DIRECTIONS
Scan the records for the string "BCTC" and copy every line that holds it.

MATERIAL SHOWN
----
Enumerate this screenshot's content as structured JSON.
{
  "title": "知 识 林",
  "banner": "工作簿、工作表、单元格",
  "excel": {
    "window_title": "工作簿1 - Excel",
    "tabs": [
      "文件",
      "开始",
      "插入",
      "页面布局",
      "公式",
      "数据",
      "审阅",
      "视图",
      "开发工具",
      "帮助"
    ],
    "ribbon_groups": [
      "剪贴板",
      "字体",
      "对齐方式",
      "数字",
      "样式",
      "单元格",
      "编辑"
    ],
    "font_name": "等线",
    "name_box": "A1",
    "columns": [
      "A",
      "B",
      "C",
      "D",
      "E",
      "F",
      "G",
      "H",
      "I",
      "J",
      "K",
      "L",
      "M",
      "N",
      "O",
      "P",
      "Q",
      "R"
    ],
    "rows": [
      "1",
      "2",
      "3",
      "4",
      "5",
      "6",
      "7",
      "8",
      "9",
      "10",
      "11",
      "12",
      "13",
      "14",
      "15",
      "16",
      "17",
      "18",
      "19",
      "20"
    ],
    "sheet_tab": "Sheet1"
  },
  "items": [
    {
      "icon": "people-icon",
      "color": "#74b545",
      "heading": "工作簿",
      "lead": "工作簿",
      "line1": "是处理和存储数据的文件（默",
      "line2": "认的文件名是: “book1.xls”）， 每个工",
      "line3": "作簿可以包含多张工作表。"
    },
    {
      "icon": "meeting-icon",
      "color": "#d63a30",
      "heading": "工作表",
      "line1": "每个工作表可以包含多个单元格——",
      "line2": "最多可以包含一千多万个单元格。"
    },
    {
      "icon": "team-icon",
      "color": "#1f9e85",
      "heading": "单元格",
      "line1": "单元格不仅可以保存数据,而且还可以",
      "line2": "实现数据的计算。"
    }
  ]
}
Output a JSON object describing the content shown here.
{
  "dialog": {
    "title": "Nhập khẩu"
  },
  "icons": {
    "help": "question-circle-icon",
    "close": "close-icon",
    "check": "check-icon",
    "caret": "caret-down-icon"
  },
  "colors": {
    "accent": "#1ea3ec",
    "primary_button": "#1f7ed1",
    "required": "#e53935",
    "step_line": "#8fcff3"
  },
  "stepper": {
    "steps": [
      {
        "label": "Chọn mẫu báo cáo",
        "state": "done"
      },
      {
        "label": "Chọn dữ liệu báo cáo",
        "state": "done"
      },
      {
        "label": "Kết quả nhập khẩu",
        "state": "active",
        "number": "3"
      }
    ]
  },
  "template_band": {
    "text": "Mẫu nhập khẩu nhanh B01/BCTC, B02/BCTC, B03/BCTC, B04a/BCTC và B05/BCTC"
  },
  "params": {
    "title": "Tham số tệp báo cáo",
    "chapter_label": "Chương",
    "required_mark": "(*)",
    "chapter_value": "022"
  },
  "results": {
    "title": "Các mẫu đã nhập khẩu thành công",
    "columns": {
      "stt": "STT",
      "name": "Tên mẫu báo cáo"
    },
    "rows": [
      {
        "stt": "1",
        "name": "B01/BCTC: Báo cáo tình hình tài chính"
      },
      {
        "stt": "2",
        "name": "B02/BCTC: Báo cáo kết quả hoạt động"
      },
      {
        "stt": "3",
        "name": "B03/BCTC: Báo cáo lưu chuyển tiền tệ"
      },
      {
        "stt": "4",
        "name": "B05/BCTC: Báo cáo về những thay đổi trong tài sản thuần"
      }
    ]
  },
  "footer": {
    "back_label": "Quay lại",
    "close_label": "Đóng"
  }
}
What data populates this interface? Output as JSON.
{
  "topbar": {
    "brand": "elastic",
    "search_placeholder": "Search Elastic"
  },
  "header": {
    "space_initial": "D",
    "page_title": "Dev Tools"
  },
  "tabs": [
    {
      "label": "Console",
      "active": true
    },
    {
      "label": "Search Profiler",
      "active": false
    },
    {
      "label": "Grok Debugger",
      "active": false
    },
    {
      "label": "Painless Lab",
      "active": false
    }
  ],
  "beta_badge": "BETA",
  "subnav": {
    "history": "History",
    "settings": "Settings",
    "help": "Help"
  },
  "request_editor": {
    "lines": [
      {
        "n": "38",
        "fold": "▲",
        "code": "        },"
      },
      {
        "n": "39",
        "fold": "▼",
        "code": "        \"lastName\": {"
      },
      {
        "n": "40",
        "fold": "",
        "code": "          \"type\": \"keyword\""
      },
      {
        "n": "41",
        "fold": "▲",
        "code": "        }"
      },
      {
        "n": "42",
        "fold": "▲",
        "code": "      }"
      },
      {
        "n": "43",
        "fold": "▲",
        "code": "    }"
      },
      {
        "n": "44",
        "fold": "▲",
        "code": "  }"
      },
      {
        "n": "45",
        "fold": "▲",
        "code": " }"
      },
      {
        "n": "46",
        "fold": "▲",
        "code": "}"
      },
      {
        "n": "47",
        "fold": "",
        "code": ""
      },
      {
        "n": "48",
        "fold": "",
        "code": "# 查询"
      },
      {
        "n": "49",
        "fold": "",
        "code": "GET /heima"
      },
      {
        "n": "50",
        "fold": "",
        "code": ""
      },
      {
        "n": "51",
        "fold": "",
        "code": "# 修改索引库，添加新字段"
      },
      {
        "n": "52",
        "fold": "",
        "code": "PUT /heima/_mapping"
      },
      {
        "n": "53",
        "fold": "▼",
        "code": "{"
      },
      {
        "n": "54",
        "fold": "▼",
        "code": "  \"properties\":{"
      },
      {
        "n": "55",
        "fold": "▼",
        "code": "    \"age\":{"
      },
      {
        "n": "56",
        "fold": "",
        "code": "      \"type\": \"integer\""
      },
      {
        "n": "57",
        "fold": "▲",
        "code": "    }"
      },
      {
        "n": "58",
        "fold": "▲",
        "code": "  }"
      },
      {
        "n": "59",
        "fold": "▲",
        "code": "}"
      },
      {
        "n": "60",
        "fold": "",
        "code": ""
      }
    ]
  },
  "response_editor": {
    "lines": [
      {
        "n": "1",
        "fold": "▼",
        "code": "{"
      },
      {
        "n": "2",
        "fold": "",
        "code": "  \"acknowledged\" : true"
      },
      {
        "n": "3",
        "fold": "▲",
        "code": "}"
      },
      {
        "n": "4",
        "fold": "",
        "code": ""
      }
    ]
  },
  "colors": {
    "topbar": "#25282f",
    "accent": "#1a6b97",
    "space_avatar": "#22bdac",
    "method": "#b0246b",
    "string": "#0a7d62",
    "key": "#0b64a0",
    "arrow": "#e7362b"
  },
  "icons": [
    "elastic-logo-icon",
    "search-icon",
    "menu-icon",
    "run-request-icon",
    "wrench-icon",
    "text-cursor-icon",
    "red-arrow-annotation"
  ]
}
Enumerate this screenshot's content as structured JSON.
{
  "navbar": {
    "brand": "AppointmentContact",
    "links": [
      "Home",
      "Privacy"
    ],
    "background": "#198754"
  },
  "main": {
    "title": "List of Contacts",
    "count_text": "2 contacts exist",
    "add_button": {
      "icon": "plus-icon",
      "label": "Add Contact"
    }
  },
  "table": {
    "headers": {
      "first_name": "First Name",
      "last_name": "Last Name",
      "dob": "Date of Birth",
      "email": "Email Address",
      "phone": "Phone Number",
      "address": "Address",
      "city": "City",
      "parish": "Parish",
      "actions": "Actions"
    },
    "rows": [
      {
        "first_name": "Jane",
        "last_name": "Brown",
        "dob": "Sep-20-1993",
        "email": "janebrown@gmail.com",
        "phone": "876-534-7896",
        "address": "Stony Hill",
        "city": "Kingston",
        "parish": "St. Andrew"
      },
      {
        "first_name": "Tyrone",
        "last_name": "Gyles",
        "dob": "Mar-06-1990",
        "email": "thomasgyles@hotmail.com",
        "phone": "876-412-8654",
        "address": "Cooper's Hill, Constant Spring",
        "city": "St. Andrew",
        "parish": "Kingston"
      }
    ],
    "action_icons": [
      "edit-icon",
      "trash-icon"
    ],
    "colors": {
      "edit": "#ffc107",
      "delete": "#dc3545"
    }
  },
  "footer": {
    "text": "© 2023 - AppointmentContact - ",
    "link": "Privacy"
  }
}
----
RESULT OF THE TASK
    "text": "Mẫu nhập khẩu nhanh B01/BCTC, B02/BCTC, B03/BCTC, B04a/BCTC và B05/BCTC"
        "name": "B01/BCTC: Báo cáo tình hình tài chính"
        "name": "B02/BCTC: Báo cáo kết quả hoạt động"
        "name": "B03/BCTC: Báo cáo lưu chuyển tiền tệ"
        "name": "B05/BCTC: Báo cáo về những thay đổi trong tài sản thuần"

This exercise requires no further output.